By 1977 I had a new show and played dates for the next three years with the talented and beautiful Mari Dempsey. This was a big show, lots of equipment. We were doing sketch comedy, and the irrepressible Dana Smith was if you can believe it was doing sketch comedy in iambic pentameter! That was heavy on the sketch and light on the comedy.

Between 1974 and 1980 there was one 18 month gap where I was not on the road touring full time and year round nationwide. Our material ranged from acrobatics to mindreading, puppetry to performing dog tricks.

The Duo Between Sets

We got good notices as these things go and they were vital to keeping a show like this on the road. There still wasn’t any videotape yet and so bookings were all done by press clippings, letters of recommendation, and the dates you played.

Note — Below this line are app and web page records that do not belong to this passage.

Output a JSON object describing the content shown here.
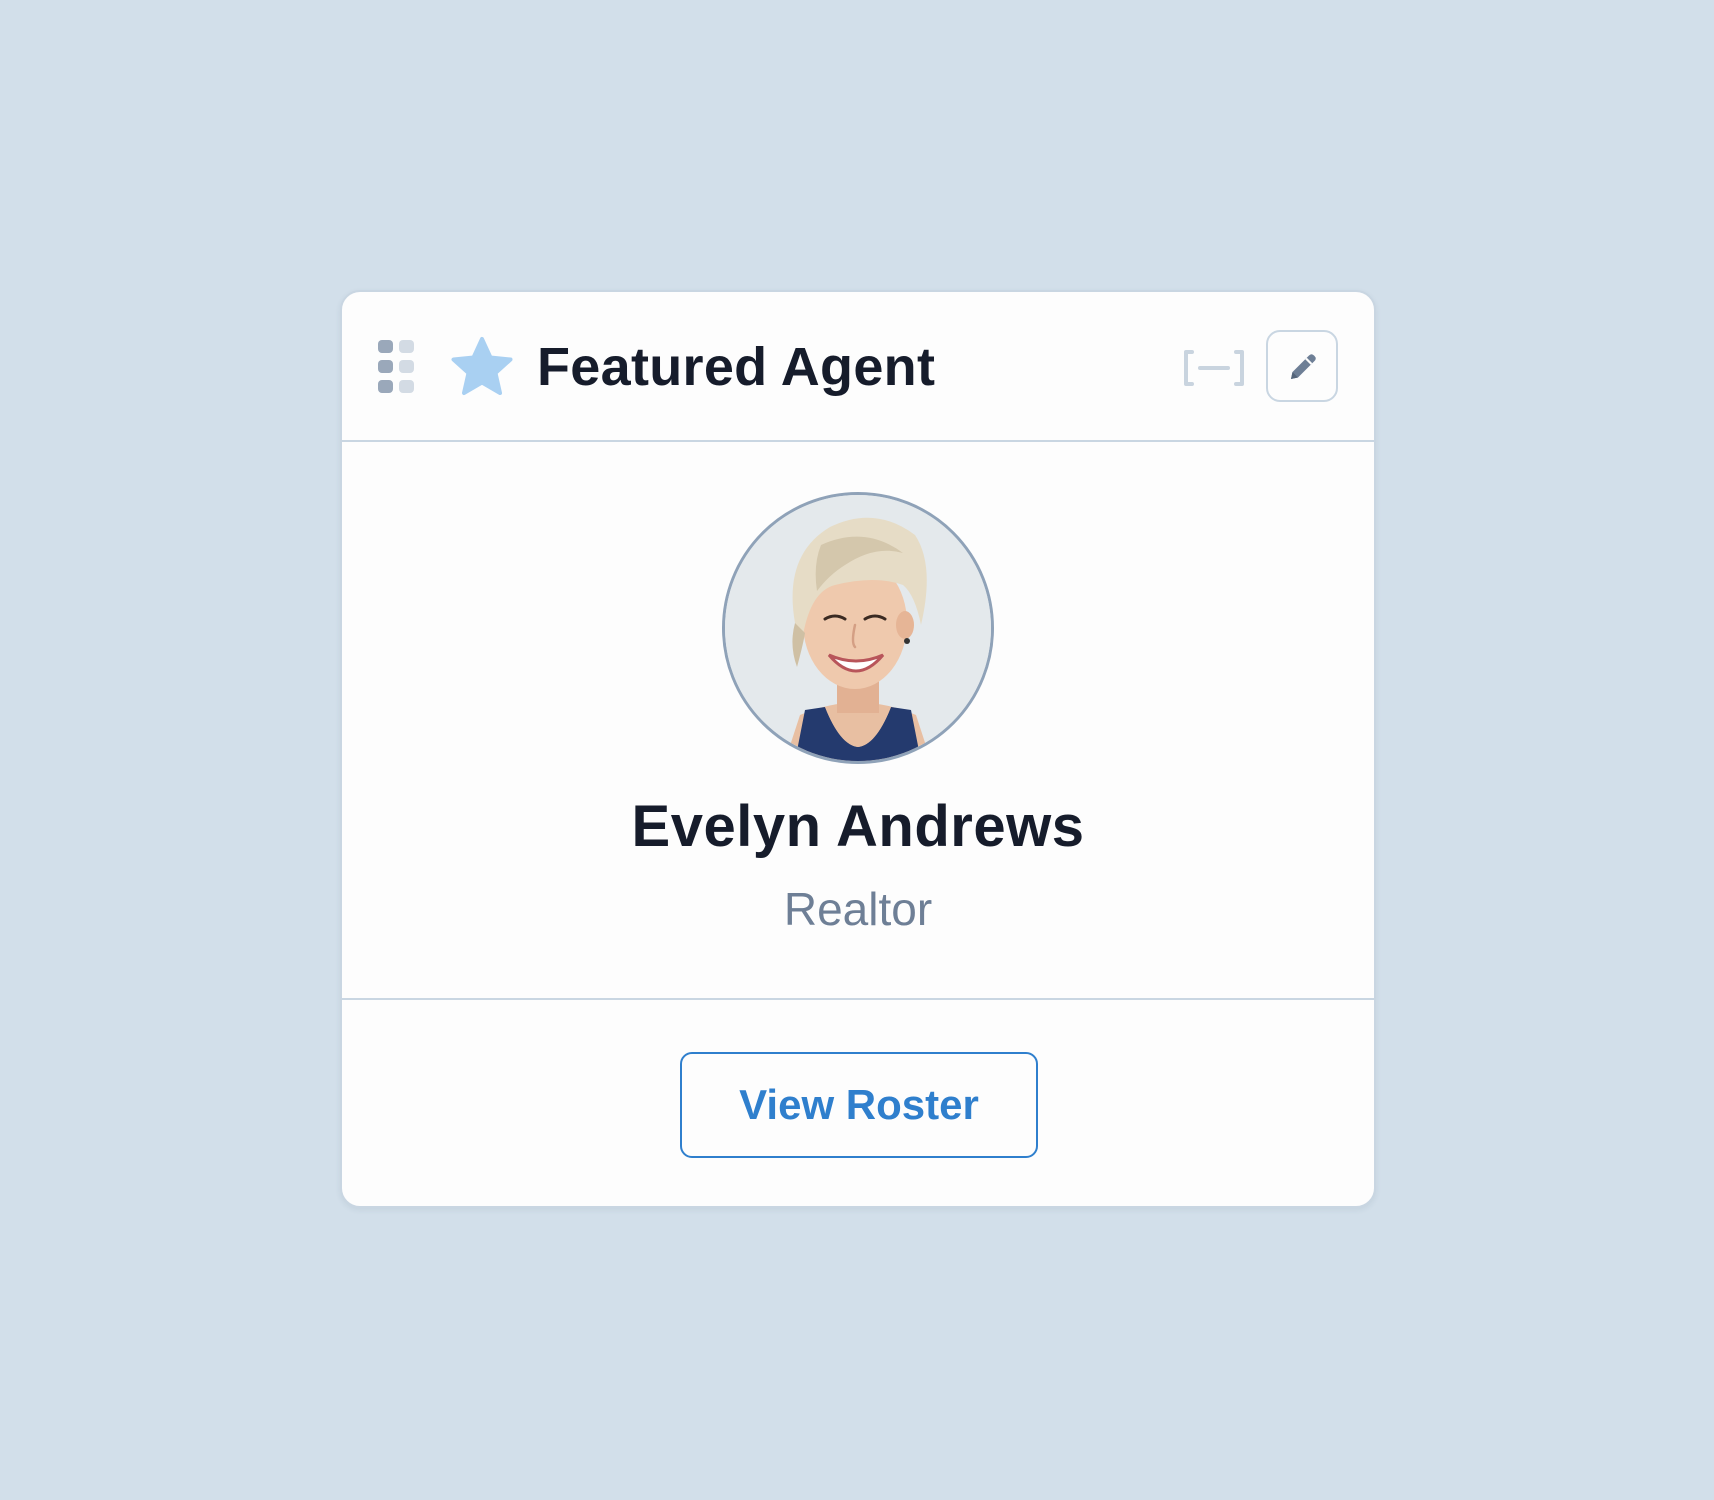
{
  "widget": {
    "title": "Featured Agent",
    "icons": {
      "drag": "drag-handle-icon",
      "star": "star-icon",
      "collapse": "collapse-icon",
      "edit": "pencil-icon"
    }
  },
  "agent": {
    "name": "Evelyn Andrews",
    "role": "Realtor",
    "avatar_alt": "Evelyn Andrews"
  },
  "footer": {
    "button_label": "View Roster"
  },
  "colors": {
    "background": "#d2dfea",
    "card": "#fdfdfd",
    "border": "#c9d6e2",
    "accent": "#2f7fcd",
    "star": "#a9d0f2",
    "title": "#161c2b",
    "muted": "#6e7f96"
  }
}
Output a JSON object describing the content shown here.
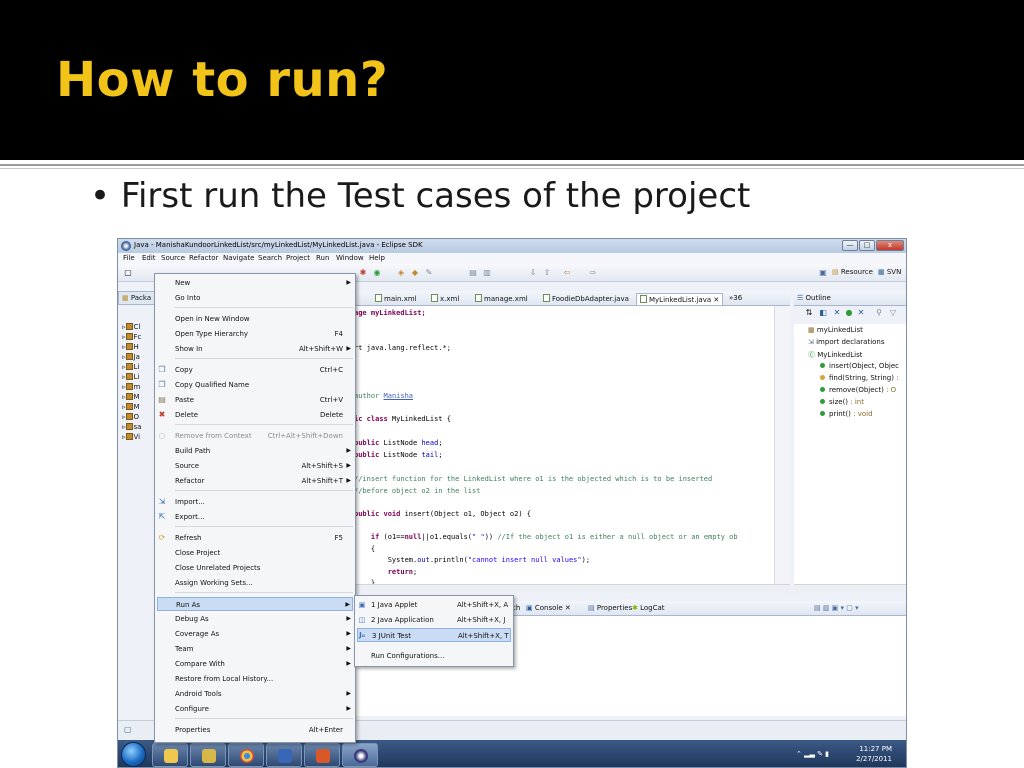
{
  "slide": {
    "title": "How to run?",
    "bullet": "First run the Test cases of the project"
  },
  "window": {
    "title": "Java - ManishaKundoorLinkedList/src/myLinkedList/MyLinkedList.java - Eclipse SDK",
    "controls": {
      "minimize": "—",
      "maximize": "□",
      "close": "x"
    }
  },
  "menubar": [
    "File",
    "Edit",
    "Source",
    "Refactor",
    "Navigate",
    "Search",
    "Project",
    "Run",
    "Window",
    "Help"
  ],
  "toolbar": {
    "resource": "Resource",
    "svn": "SVN"
  },
  "package_explorer": {
    "tab_label": "Packa",
    "rows": [
      "Cl",
      "Fc",
      "H",
      "Ja",
      "Li",
      "Li",
      "m",
      "M",
      "M",
      "O",
      "sa",
      "Vi"
    ]
  },
  "editor": {
    "tabs": [
      "main.xml",
      "x.xml",
      "manage.xml",
      "FoodieDbAdapter.java",
      "MyLinkedList.java",
      "»36"
    ],
    "code": {
      "l1": "age myLinkedList;",
      "l2": "rt java.lang.reflect.*;",
      "l3a": "author ",
      "l3b": "Manisha",
      "l4a": "ic class",
      "l4b": " MyLinkedList {",
      "l5a": "public",
      "l5b": " ListNode ",
      "l5c": "head",
      "l6a": "public",
      "l6b": " ListNode ",
      "l6c": "tail",
      "l7": "//insert function for the LinkedList where o1 is the objected which is to be inserted",
      "l8": "//before object o2 in the list",
      "l9a": "public void",
      "l9b": " insert(Object o1, Object o2) {",
      "l10a": "    if",
      "l10b": " (o1==",
      "l10c": "null",
      "l10d": "||o1.equals(",
      "l10e": "\" \"",
      "l10f": ")) ",
      "l10g": "//If the object o1 is either a null object or an empty ob",
      "l11": "    {",
      "l12a": "        System.",
      "l12b": "out",
      "l12c": ".println(",
      "l12d": "\"cannot insert null values\"",
      "l12e": ");",
      "l13a": "        return",
      "l13b": ";",
      "l14": "    }"
    }
  },
  "outline": {
    "title": "Outline",
    "items": [
      {
        "name": "myLinkedList",
        "ret": ""
      },
      {
        "name": "import declarations",
        "ret": ""
      },
      {
        "name": "MyLinkedList",
        "ret": ""
      },
      {
        "name": "insert(Object, Objec",
        "ret": ""
      },
      {
        "name": "find(String, String) ",
        "ret": ":"
      },
      {
        "name": "remove(Object)",
        "ret": " : O"
      },
      {
        "name": "size()",
        "ret": " : int"
      },
      {
        "name": "print()",
        "ret": " : void"
      }
    ]
  },
  "console_tabs": [
    "ch",
    "Console",
    "Properties",
    "LogCat"
  ],
  "context_menu": {
    "items": [
      {
        "label": "New",
        "shortcut": "",
        "submenu": true
      },
      {
        "label": "Go Into",
        "shortcut": ""
      },
      {
        "label": "Open in New Window",
        "shortcut": ""
      },
      {
        "label": "Open Type Hierarchy",
        "shortcut": "F4"
      },
      {
        "label": "Show In",
        "shortcut": "Alt+Shift+W",
        "submenu": true
      },
      {
        "label": "Copy",
        "shortcut": "Ctrl+C"
      },
      {
        "label": "Copy Qualified Name",
        "shortcut": ""
      },
      {
        "label": "Paste",
        "shortcut": "Ctrl+V"
      },
      {
        "label": "Delete",
        "shortcut": "Delete"
      },
      {
        "label": "Remove from Context",
        "shortcut": "Ctrl+Alt+Shift+Down"
      },
      {
        "label": "Build Path",
        "shortcut": "",
        "submenu": true
      },
      {
        "label": "Source",
        "shortcut": "Alt+Shift+S",
        "submenu": true
      },
      {
        "label": "Refactor",
        "shortcut": "Alt+Shift+T",
        "submenu": true
      },
      {
        "label": "Import...",
        "shortcut": ""
      },
      {
        "label": "Export...",
        "shortcut": ""
      },
      {
        "label": "Refresh",
        "shortcut": "F5"
      },
      {
        "label": "Close Project",
        "shortcut": ""
      },
      {
        "label": "Close Unrelated Projects",
        "shortcut": ""
      },
      {
        "label": "Assign Working Sets...",
        "shortcut": ""
      },
      {
        "label": "Run As",
        "shortcut": "",
        "submenu": true
      },
      {
        "label": "Debug As",
        "shortcut": "",
        "submenu": true
      },
      {
        "label": "Coverage As",
        "shortcut": "",
        "submenu": true
      },
      {
        "label": "Team",
        "shortcut": "",
        "submenu": true
      },
      {
        "label": "Compare With",
        "shortcut": "",
        "submenu": true
      },
      {
        "label": "Restore from Local History...",
        "shortcut": ""
      },
      {
        "label": "Android Tools",
        "shortcut": "",
        "submenu": true
      },
      {
        "label": "Configure",
        "shortcut": "",
        "submenu": true
      },
      {
        "label": "Properties",
        "shortcut": "Alt+Enter"
      }
    ]
  },
  "run_as_submenu": {
    "items": [
      {
        "label": "1 Java Applet",
        "shortcut": "Alt+Shift+X, A"
      },
      {
        "label": "2 Java Application",
        "shortcut": "Alt+Shift+X, J"
      },
      {
        "label": "3 JUnit Test",
        "shortcut": "Alt+Shift+X, T"
      },
      {
        "label": "Run Configurations...",
        "shortcut": ""
      }
    ]
  },
  "taskbar": {
    "time": "11:27 PM",
    "date": "2/27/2011"
  }
}
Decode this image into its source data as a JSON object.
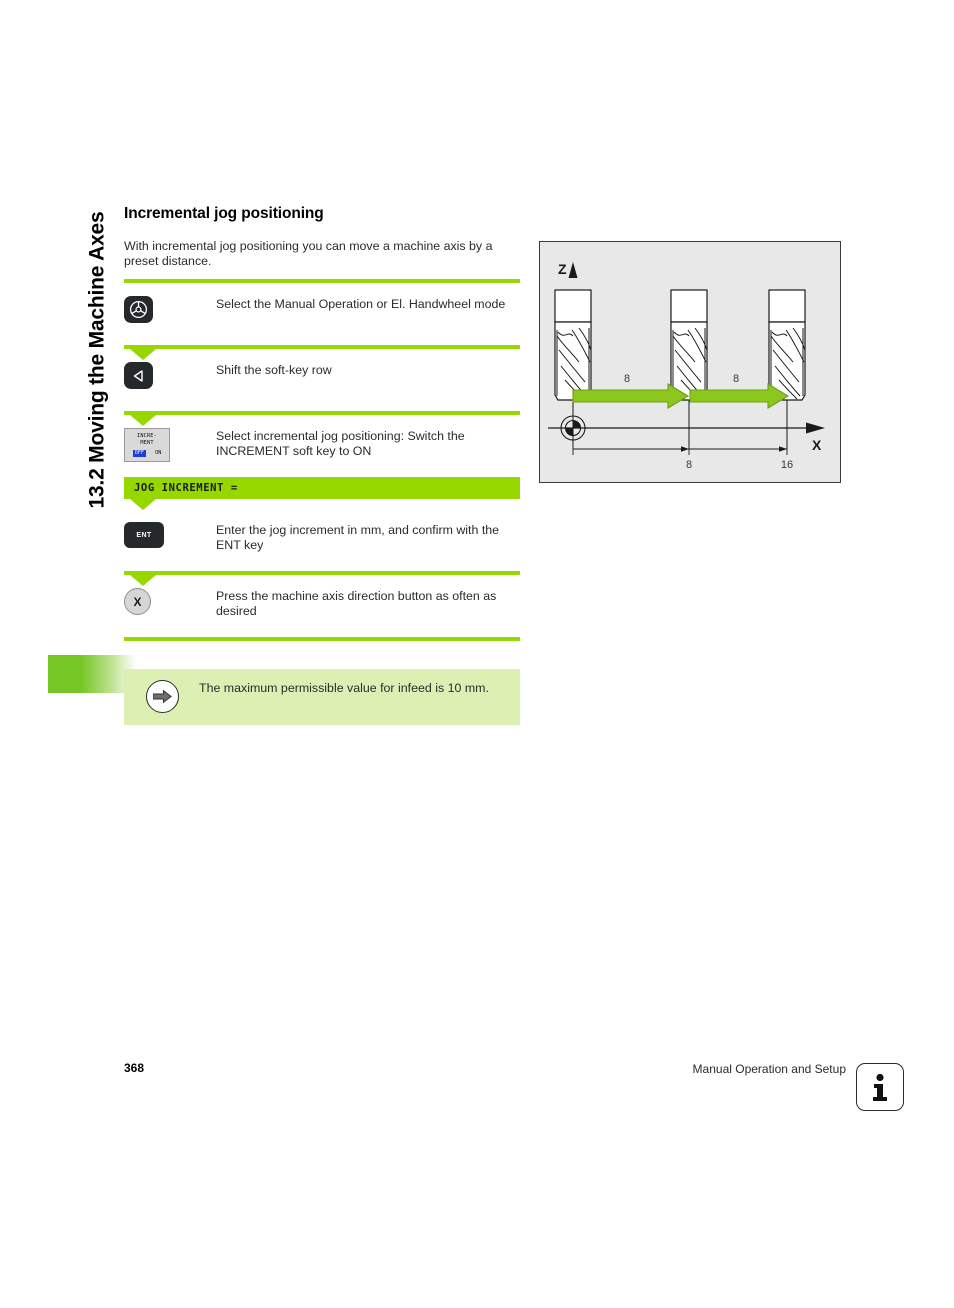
{
  "chapter": {
    "sidebar_title": "13.2 Moving the Machine Axes"
  },
  "heading": "Incremental jog positioning",
  "intro": "With incremental jog positioning you can move a machine axis by a preset distance.",
  "steps": [
    {
      "key_icon": "handwheel-icon",
      "key_label": "",
      "text": "Select the Manual Operation or El. Handwheel mode"
    },
    {
      "key_icon": "left-triangle-icon",
      "key_label": "",
      "text": "Shift the soft-key row"
    },
    {
      "key_icon": "increment-softkey",
      "key_label": "",
      "softkey": {
        "line1": "INCRE-",
        "line2": "MENT",
        "off": "OFF",
        "on": "ON"
      },
      "text": "Select incremental jog positioning: Switch the INCREMENT soft key to ON"
    },
    {
      "key_icon": "ent-key",
      "key_label": "ENT",
      "text": "Enter the jog increment in mm, and confirm with the ENT key"
    },
    {
      "key_icon": "axis-direction-button",
      "key_label": "X",
      "text": "Press the machine axis direction button as often as desired"
    }
  ],
  "dialog_bar": {
    "text": "JOG INCREMENT ="
  },
  "note": {
    "icon": "arrow-right-icon",
    "text": "The maximum permissible value for infeed is 10 mm."
  },
  "figure": {
    "axis_z_label": "Z",
    "axis_x_label": "X",
    "move_labels": [
      "8",
      "8"
    ],
    "position_labels": [
      "8",
      "16"
    ],
    "tool_count": 3
  },
  "footer": {
    "page_number": "368",
    "section": "Manual Operation and Setup",
    "info_icon": "info-icon"
  },
  "colors": {
    "accent_green": "#96d700",
    "note_green": "#ddf0b4",
    "tab_green": "#76c726",
    "figure_bg": "#e8e8e8",
    "key_dark": "#26292b",
    "softkey_blue": "#1f3fd0"
  }
}
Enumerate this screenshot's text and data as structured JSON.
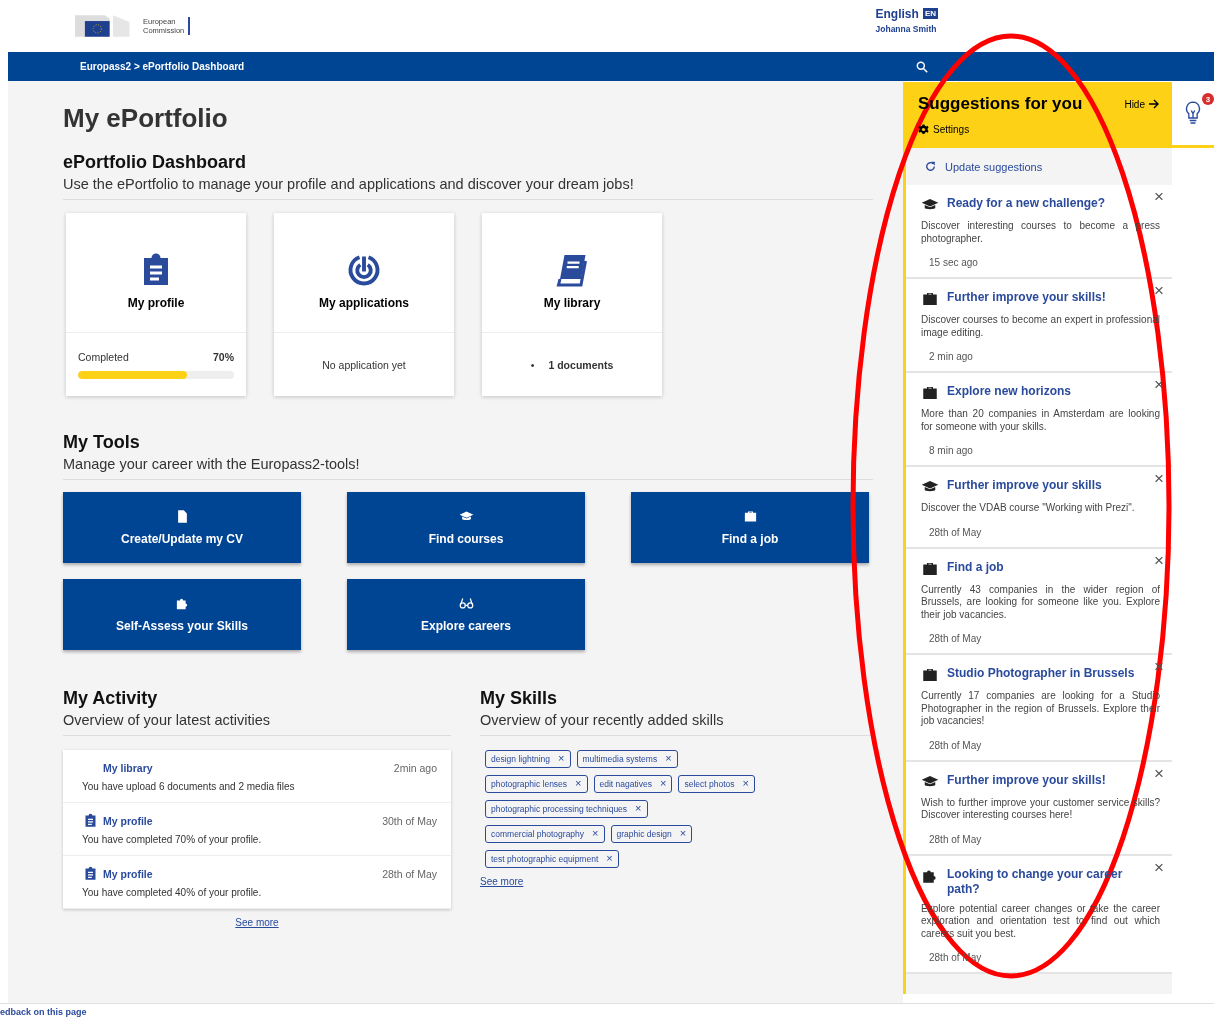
{
  "header": {
    "logo_text": [
      "European",
      "Commission"
    ],
    "language": "English",
    "language_code": "EN",
    "user": "Johanna Smith"
  },
  "breadcrumb": "Europass2 > ePortfolio Dashboard",
  "page_title": "My ePortfolio",
  "dashboard": {
    "title": "ePortfolio Dashboard",
    "subtitle": "Use the ePortfolio to manage your profile and applications and discover your dream jobs!",
    "cards": [
      {
        "kind": "profile",
        "title": "My profile",
        "label": "Completed",
        "reading": "70%",
        "level": 0.7
      },
      {
        "kind": "applications",
        "title": "My applications",
        "text": "No application yet"
      },
      {
        "kind": "library",
        "title": "My library",
        "bullet": "•",
        "text": "1 documents"
      }
    ]
  },
  "tools": {
    "title": "My Tools",
    "subtitle": "Manage your career with the Europass2-tools!",
    "buttons": [
      {
        "kind": "cv",
        "label": "Create/Update my CV"
      },
      {
        "kind": "courses",
        "label": "Find courses"
      },
      {
        "kind": "job",
        "label": "Find a job"
      },
      {
        "kind": "skills",
        "label": "Self-Assess your Skills"
      },
      {
        "kind": "careers",
        "label": "Explore careers"
      }
    ]
  },
  "activity": {
    "title": "My Activity",
    "subtitle": "Overview of your latest activities",
    "items": [
      {
        "kind": "library",
        "title": "My library",
        "time": "2min ago",
        "text": "You have upload 6 documents and 2 media files"
      },
      {
        "kind": "profile",
        "title": "My profile",
        "time": "30th of May",
        "text": "You have completed 70% of your profile."
      },
      {
        "kind": "profile",
        "title": "My profile",
        "time": "28th of May",
        "text": "You have completed 40% of your profile."
      }
    ],
    "see_more": "See more"
  },
  "skills": {
    "title": "My Skills",
    "subtitle": "Overview of your recently added skills",
    "rows": [
      [
        "design lightning",
        "multimedia systems"
      ],
      [
        "photographic lenses",
        "edit nagatives",
        "select photos"
      ],
      [
        "photographic processing techniques"
      ],
      [
        "commercial photography",
        "graphic design"
      ],
      [
        "test photographic equipment"
      ]
    ],
    "remove": "×",
    "see_more": "See more"
  },
  "suggestions": {
    "title": "Suggestions for you",
    "hide": "Hide",
    "settings": "Settings",
    "update": "Update suggestions",
    "badge": "3",
    "close": "×",
    "items": [
      {
        "kind": "course",
        "title": "Ready for a new challenge?",
        "text": "Discover interesting courses to become a press photographer.",
        "time": "15 sec ago"
      },
      {
        "kind": "job",
        "title": "Further improve your skills!",
        "text": "Discover courses to become an expert in professional image editing.",
        "time": "2 min ago"
      },
      {
        "kind": "job",
        "title": "Explore new horizons",
        "text": "More than 20 companies in Amsterdam are looking for someone with your skills.",
        "time": "8 min ago"
      },
      {
        "kind": "course",
        "title": "Further improve your skills",
        "text": "Discover the VDAB course \"Working with Prezi\".",
        "time": "28th of May"
      },
      {
        "kind": "job",
        "title": "Find a job",
        "text": "Currently 43 companies in the wider region of Brussels, are looking for someone like you. Explore their job vacancies.",
        "time": "28th of May"
      },
      {
        "kind": "job",
        "title": "Studio Photographer in Brussels",
        "text": "Currently 17 companies are looking for a Studio Photographer in the region of Brussels. Explore their job vacancies!",
        "time": "28th of May"
      },
      {
        "kind": "course",
        "title": "Further improve your skills!",
        "text": "Wish to further improve your customer service skills? Discover interesting courses here!",
        "time": "28th of May"
      },
      {
        "kind": "career",
        "title": "Looking to change your career path?",
        "text": "Explore potential career changes or take the career exploration and orientation test to find out which careers suit you best.",
        "time": "28th of May"
      }
    ]
  },
  "footer": "edback on this page"
}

Self Awareness as Puppet

Yes, the road didn’t disappoint. Mari and I got ourselves into more than a few tight spots. While in Washington D.C. our luck ran out. After a weekend of less than successful shows we were down to our last ten bucks. We found a discarded copy of The Grapes of Wrath in Georgetown. We walked to a liquor store took our last ten spot and bought a bottle of Lambrusco. We went back to the truck climbed into the back drank the wine, and shared the book. It was the end of our money but it wasn’t the end of the world. It was our life. We were doing what we wanted to do.

Make-up goes away at the end of 1979

 BANKRUPT HEART                         THE SECOND NOVEL

Finn looked at Ry’s face. He seemed more relaxed. The harbor oozed tranquility and
coaxed an unhurried demeanor from the people who lived there. Seagulls sat
resting on the metal boat shed roof, mallards explored afloat on the water,
while crows hopped about the docks, there was always a chance something to eat
would turn up. The harbor was juxtaposed next to the rush hour freeway where
traffic was headed north at a crawl bumper to bumper. There was a treasured
serenity as the boatyard emptied of the men and the women who had finished up
their work for the day.

Bankrupt Heart Copyright © 2011 by Dana Smith

Game Changer

Dwellers on the Threshold

 

“They cannot see themselves well enough to form a true liking and since we automatically fear and dislike strangers, we fear and dislike our stranger-selves.”

                                                John Steinbeck

                                                From About Ed Ricketts

            I’ve my own personal theory of the timing of maturity’s arrival. It seems to arrive more often sooner in some than in nearly half of others. Some of us never grow up, and some of us arrive better late than never. Some of us vow to stop doing stupid things, to listen with greater care to our aboriginal inner authenticity. For example in some they are born with a womb, and with this furnace of creation literally interpenetrating their bodies they can be rendered mature instantly. This is just an opinion, not to be taken too much to heart. Now, for those of us who are not gateways that bring life into this creation we have to work at getting serious about this thing from a different angle. At some point we look up from whatever it is we’ve been toiling over and we survey things. One thing we notice is the thing beneath the likeness we see when looking in a mirror. Then, sometimes, not always, and only if the viewer chooses to listen do we hear this voice, and it is this voice that suggests our visit here is not going to last forever and we might just want to be a little more careful about the way we spend our time here. Once testosterone’s vice grip is loosened from the instincts, it is as if a fog has lifted, and things that rendered maturity mute at once are provided a voice. I have witnessed this miracle of late life onset maturity myself, and it is really something to behold. Of course maturity sounds kind of silly, humorless, mature people can take themselves serious, and this is not the destination I am talking about at all. I’m suggesting a more wondrous mindscape… it’s the Big Bang, the whole enchilada, the unified field. It is that instant flashing across the frontier of your own self awareness when you are moved by something bigger than YOU…the veil is pulled back and at long last you glimpse and hold the thing right in the grasp of the minds eye…it is your souls version of rock art. You laugh like a coyote at the moon. That’s a game changer…